| What the task asks |
Pick each line containing the word "icon" out of the data below.

| Supplied data |
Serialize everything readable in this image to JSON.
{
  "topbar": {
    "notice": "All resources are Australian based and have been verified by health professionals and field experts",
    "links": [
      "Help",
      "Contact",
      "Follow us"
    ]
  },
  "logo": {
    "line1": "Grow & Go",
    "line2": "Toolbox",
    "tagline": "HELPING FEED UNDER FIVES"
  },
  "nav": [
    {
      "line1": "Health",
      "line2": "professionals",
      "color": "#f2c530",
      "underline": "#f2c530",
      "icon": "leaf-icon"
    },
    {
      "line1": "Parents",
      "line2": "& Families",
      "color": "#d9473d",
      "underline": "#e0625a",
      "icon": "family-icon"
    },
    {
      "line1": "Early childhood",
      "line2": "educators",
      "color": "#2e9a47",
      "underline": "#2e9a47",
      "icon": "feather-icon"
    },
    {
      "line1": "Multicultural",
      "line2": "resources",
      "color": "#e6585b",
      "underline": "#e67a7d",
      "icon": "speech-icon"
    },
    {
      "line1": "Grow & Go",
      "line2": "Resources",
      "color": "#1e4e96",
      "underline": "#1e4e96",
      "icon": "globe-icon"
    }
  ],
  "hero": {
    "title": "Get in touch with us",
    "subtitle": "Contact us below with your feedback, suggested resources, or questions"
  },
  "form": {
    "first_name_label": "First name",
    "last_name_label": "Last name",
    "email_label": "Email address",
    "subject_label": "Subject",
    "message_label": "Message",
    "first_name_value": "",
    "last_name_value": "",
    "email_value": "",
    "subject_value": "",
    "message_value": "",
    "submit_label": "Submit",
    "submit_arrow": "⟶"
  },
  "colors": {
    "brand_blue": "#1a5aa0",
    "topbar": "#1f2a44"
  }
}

| Written solution |
      "icon": "leaf-icon"
      "icon": "family-icon"
      "icon": "feather-icon"
      "icon": "speech-icon"
      "icon": "globe-icon"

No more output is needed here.